Mohamedou Slahi is responsible for the murder of thousands of Americans. He was a core member of the 9/11 conspiracy — the recruiter of Mohamed Atta and the other ringleaders. If he’d had his druthers, even more Americans would have been killed: He is almost certainly the al-Qaeda middle manager who activated the Canadian cell that attempted to bomb Los Angeles International Airport. On the scale of war criminals, he edges toward the Khalid Sheikh Mohammed range, as bad as it gets.
A federal judge has ordered that he be released.
Cassandra did not like being Cassandra. It is not enjoyable to foresee avoidable catastrophes again and again (and again and again and again) only to watch as no remedial measures are taken and disaster strikes. To repeat: The courts are institutionally incompetent when it comes to matters of national security, particularly the prosecution of war.
The Framers intended it that way. National-security decisions are the most important ones a political community makes, so our system of government was designed to have them made by the political branches — by those who answer to the voters, to the people whose lives are at stake. When the political branches abdicate this first responsibility of government, sitting by as it is usurped by politically insulated judges, they deny us the freedom to decide for ourselves what our security requires. We are then the subjects of judges rather than masters of our own destiny.

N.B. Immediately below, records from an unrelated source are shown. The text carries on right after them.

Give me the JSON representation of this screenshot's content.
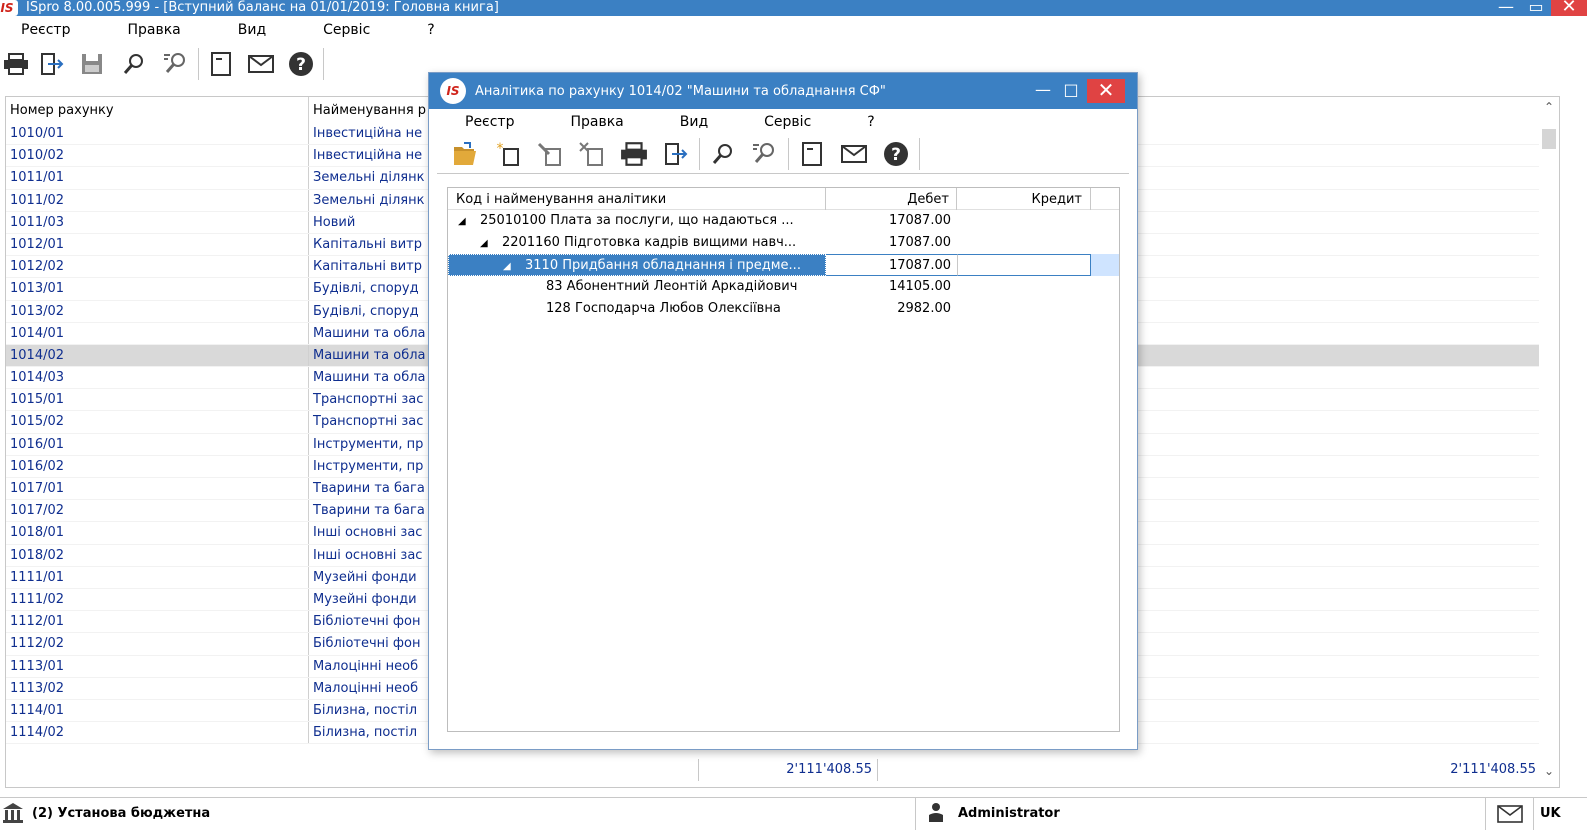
{
  "app": {
    "logo": "IS",
    "title": "ISpro 8.00.005.999 - [Вступний баланс на 01/01/2019: Головна книга]",
    "menu": [
      "Реєстр",
      "Правка",
      "Вид",
      "Сервіс",
      "?"
    ],
    "toolbar_icons": [
      "print-icon",
      "exit-icon",
      "save-icon",
      "search-icon",
      "search-next-icon",
      "document-icon",
      "mail-icon",
      "help-icon"
    ]
  },
  "table": {
    "columns": [
      "Номер рахунку",
      "Найменування р"
    ],
    "rows": [
      {
        "code": "1010/01",
        "name": "Інвестиційна не"
      },
      {
        "code": "1010/02",
        "name": "Інвестиційна не"
      },
      {
        "code": "1011/01",
        "name": "Земельні ділянк"
      },
      {
        "code": "1011/02",
        "name": "Земельні ділянк"
      },
      {
        "code": "1011/03",
        "name": "Новий"
      },
      {
        "code": "1012/01",
        "name": "Капітальні витр"
      },
      {
        "code": "1012/02",
        "name": "Капітальні витр"
      },
      {
        "code": "1013/01",
        "name": "Будівлі, споруд"
      },
      {
        "code": "1013/02",
        "name": "Будівлі, споруд"
      },
      {
        "code": "1014/01",
        "name": "Машини та обла"
      },
      {
        "code": "1014/02",
        "name": "Машини та обла"
      },
      {
        "code": "1014/03",
        "name": "Машини та обла"
      },
      {
        "code": "1015/01",
        "name": "Транспортні зас"
      },
      {
        "code": "1015/02",
        "name": "Транспортні зас"
      },
      {
        "code": "1016/01",
        "name": "Інструменти, пр"
      },
      {
        "code": "1016/02",
        "name": "Інструменти, пр"
      },
      {
        "code": "1017/01",
        "name": "Тварини та бага"
      },
      {
        "code": "1017/02",
        "name": "Тварини та бага"
      },
      {
        "code": "1018/01",
        "name": "Інші основні зас"
      },
      {
        "code": "1018/02",
        "name": "Інші основні зас"
      },
      {
        "code": "1111/01",
        "name": "Музейні фонди"
      },
      {
        "code": "1111/02",
        "name": "Музейні фонди"
      },
      {
        "code": "1112/01",
        "name": "Бібліотечні фон"
      },
      {
        "code": "1112/02",
        "name": "Бібліотечні фон"
      },
      {
        "code": "1113/01",
        "name": "Малоцінні необ"
      },
      {
        "code": "1113/02",
        "name": "Малоцінні необ"
      },
      {
        "code": "1114/01",
        "name": "Білизна, постіл"
      },
      {
        "code": "1114/02",
        "name": "Білизна, постіл"
      }
    ],
    "selected_index": 10,
    "total_debit": "2'111'408.55",
    "total_credit": "2'111'408.55"
  },
  "status": {
    "organization": "(2) Установа бюджетна",
    "user": "Administrator",
    "language": "UK"
  },
  "dialog": {
    "logo": "IS",
    "title": "Аналітика по рахунку   1014/02 \"Машини та обладнання СФ\"",
    "menu": [
      "Реєстр",
      "Правка",
      "Вид",
      "Сервіс",
      "?"
    ],
    "toolbar_icons": [
      "folder-open-icon",
      "new-document-icon",
      "edit-document-icon",
      "delete-document-icon",
      "print-icon",
      "exit-icon",
      "search-icon",
      "search-next-icon",
      "document-icon",
      "mail-icon",
      "help-icon"
    ],
    "columns": {
      "name": "Код і найменування аналітики",
      "debit": "Дебет",
      "credit": "Кредит"
    },
    "rows": [
      {
        "level": 0,
        "expanded": true,
        "name": "25010100 Плата за послуги, що надаються ...",
        "debit": "17087.00",
        "credit": ""
      },
      {
        "level": 1,
        "expanded": true,
        "name": "2201160 Підготовка кадрів вищими навч...",
        "debit": "17087.00",
        "credit": ""
      },
      {
        "level": 2,
        "expanded": true,
        "name": "3110 Придбання обладнання і предме...",
        "debit": "17087.00",
        "credit": ""
      },
      {
        "level": 3,
        "expanded": false,
        "name": "83 Абонентний Леонтій Аркадійович",
        "debit": "14105.00",
        "credit": ""
      },
      {
        "level": 3,
        "expanded": false,
        "name": "128 Господарча Любов Олексіївна",
        "debit": "2982.00",
        "credit": ""
      }
    ],
    "selected_index": 2,
    "tree_marker": "◢"
  },
  "colors": {
    "titlebar": "#3b80c3",
    "close": "#e04343",
    "link_text": "#0f2e8f",
    "selection": "#d9d9d9"
  }
}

The courts, moreover, are the worst institution to which we could surrender this authority. Not only are we powerless to vote them out if they get national-defense matters wrong, they are guaranteed to get them wrong. This is not because judges are bad people; it is because they have no responsibility for protecting the country. They are generally good people whose job is to ensure that the parties before the court are given due process. When a judge does that job conscientiously, due-process rights are inevitably inflated. That judges do not run completely out of control in maximizing due-process rights owes not to judicial temperance but to the powers of the political branches.
This genius of separation of powers is on display in the civilian justice system. We know that judges are hardwired to maximize the rights of accused criminals. So we don’t give them free reign. It is Congress that writes the statutes that courts must apply and prescribes the rules of procedure. It is Congress that tells the judges what the punishment for a crime must be and whether an offender may be released — it doesn’t matter whether the judge thinks the criminal is unlikely to threaten society.
But the same Congress that performs these duties exactingly in the civilian justice system, where judges have institutional competence, has abdicated its responsibility in the conduct of war, in which judges have no expertise. In the 2008 Boumediene v. Bush decision, the Supreme Court’s liberal bloc turned its back on precedent and empowered America’s enemies to use our courts against us — inviting alien enemy combatants into federal court to challenge the military’s determination that they are, in fact, enemy combatants. The Supremes further exacerbated the problem by giving no guidance to the lower courts as to how these cases should proceed: What rights to discovery and confrontation do our enemies have? What rules of evidence obtain? Who bears the burden of proof that a detainee is or is not an enemy combatant? What is the standard of proof to be applied? We don’t know. The Court left it up to the district judges to make it up as they go along.